(Your assignment):
Every line in the data below that includes "Messages" belongs in the answer, copied as it stands.

Interface dataset entries:
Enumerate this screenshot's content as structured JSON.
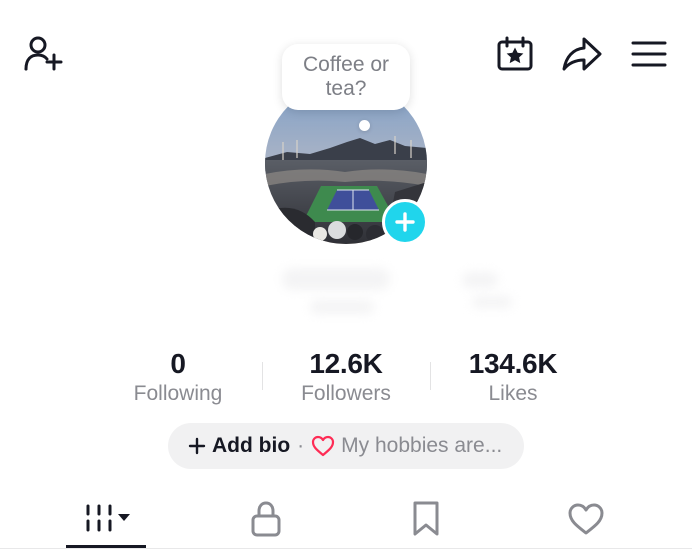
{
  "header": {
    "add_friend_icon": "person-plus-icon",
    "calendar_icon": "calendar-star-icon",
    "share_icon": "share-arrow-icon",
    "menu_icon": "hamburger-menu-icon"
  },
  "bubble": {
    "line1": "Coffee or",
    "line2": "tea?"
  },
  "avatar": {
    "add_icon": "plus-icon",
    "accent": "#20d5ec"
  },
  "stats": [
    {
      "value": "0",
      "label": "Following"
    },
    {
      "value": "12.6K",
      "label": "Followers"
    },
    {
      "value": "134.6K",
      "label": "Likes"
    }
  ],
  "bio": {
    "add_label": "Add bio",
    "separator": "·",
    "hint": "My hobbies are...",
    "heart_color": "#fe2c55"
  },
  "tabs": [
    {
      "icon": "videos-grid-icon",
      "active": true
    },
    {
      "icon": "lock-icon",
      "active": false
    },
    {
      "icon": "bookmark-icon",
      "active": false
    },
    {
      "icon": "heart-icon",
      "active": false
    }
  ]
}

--

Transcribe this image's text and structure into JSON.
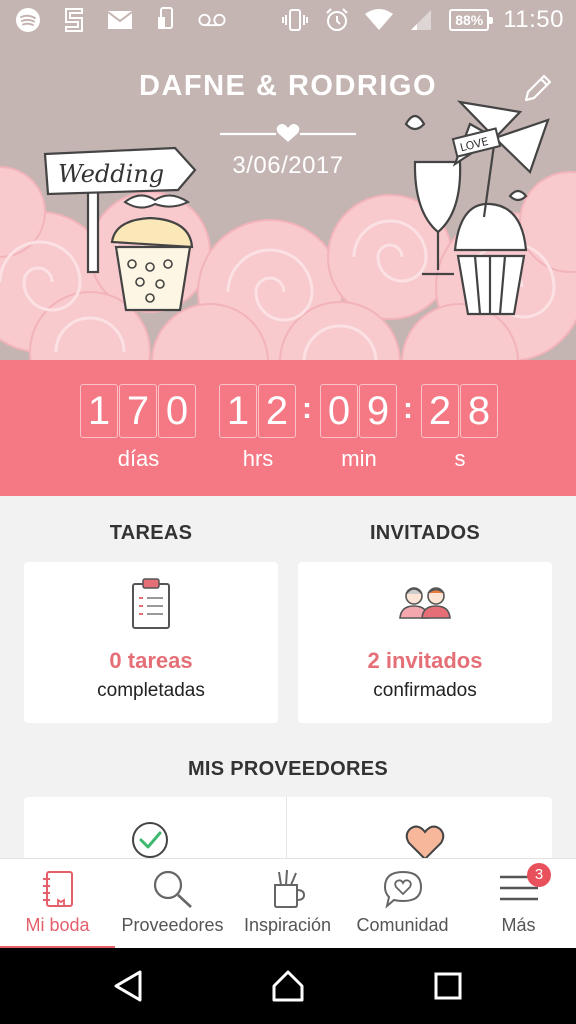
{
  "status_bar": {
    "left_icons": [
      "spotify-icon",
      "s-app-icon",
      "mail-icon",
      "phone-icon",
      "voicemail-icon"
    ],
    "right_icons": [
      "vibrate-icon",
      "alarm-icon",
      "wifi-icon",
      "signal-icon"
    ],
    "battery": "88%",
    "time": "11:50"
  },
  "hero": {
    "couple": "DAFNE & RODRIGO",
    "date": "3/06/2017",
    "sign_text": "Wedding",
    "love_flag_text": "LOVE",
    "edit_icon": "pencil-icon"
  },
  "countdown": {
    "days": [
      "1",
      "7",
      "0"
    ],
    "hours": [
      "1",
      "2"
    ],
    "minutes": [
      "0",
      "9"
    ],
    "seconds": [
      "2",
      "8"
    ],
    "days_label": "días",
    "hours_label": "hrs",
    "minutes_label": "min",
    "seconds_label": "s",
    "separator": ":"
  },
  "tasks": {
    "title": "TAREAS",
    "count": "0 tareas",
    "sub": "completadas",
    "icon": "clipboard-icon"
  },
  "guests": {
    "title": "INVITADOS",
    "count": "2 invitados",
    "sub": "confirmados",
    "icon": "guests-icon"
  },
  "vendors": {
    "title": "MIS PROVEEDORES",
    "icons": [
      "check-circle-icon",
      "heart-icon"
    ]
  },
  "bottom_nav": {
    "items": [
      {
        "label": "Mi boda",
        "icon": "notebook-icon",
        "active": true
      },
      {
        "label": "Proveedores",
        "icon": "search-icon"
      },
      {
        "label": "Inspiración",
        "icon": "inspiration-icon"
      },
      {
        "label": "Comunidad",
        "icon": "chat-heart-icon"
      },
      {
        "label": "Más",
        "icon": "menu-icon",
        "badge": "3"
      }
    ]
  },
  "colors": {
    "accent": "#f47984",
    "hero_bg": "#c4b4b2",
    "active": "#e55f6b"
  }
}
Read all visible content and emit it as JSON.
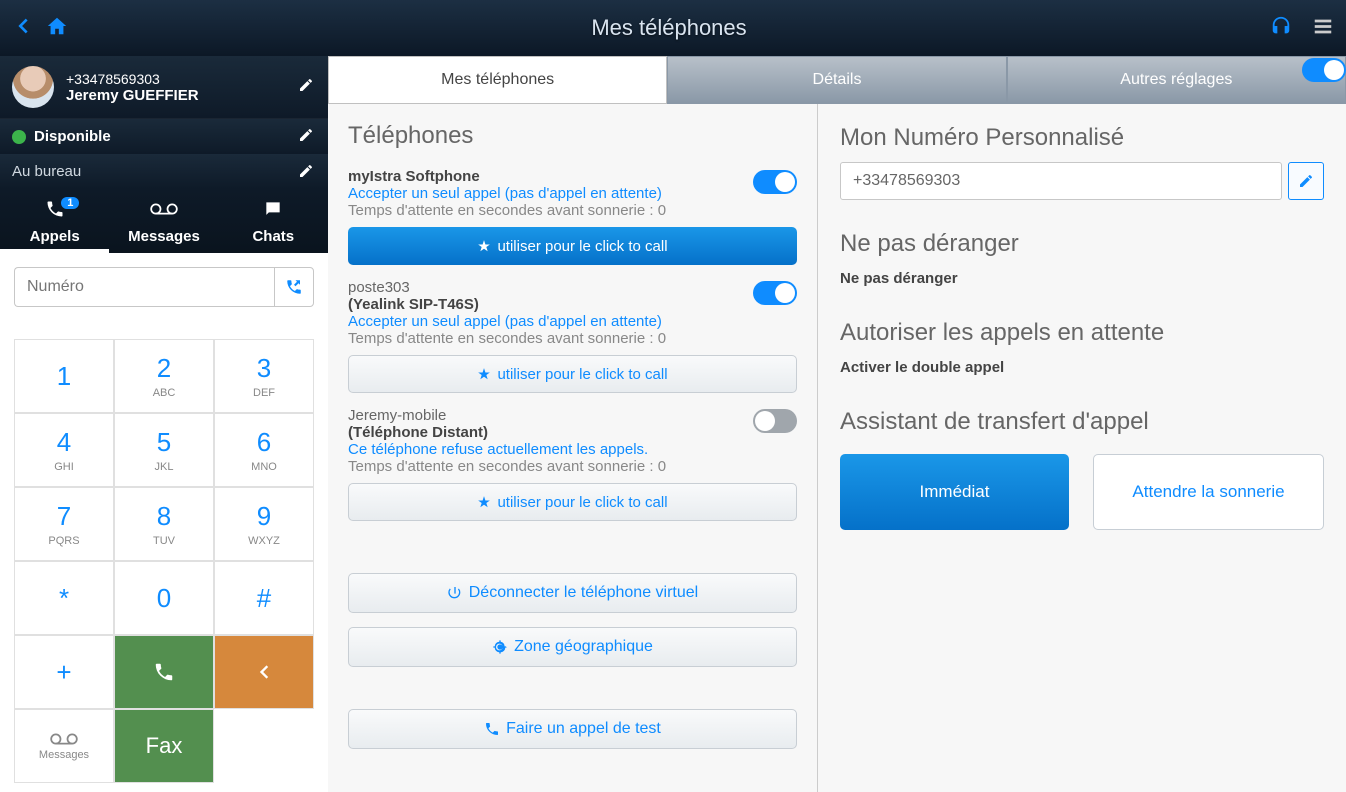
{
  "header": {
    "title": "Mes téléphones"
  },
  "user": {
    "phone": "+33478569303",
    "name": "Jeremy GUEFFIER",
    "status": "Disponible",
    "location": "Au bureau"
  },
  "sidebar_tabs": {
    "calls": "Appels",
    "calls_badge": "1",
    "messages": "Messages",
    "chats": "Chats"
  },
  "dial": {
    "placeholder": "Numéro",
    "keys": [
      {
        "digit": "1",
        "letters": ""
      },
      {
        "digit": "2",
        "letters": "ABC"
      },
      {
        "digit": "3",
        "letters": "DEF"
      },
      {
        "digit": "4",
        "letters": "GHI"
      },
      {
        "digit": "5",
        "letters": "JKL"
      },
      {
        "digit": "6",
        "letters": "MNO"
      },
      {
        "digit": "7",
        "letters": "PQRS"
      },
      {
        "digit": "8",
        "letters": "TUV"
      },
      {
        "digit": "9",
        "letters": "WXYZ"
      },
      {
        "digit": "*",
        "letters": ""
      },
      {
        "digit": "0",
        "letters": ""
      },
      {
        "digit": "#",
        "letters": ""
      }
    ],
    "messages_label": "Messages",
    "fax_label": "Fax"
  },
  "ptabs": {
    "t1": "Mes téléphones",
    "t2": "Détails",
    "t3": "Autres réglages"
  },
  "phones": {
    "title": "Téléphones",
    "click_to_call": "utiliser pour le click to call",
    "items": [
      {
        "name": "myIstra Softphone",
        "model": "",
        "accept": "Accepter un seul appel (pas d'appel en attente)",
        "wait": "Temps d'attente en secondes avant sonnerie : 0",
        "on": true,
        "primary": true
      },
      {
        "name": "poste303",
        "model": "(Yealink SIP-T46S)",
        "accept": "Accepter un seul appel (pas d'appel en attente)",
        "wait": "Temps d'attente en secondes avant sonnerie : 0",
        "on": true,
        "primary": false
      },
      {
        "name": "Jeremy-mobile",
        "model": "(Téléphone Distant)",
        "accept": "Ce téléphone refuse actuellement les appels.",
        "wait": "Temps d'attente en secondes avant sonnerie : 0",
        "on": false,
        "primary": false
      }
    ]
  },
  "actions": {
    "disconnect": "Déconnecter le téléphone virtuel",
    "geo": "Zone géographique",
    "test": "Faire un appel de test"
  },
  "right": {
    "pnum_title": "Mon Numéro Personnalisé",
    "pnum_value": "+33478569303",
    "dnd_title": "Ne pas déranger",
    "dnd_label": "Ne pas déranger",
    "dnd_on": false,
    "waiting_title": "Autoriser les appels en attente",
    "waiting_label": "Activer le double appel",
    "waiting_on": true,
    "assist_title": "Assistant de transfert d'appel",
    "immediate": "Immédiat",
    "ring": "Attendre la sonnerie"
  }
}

(Task result):
    "messages": "Messages",
    "messages_label": "Messages",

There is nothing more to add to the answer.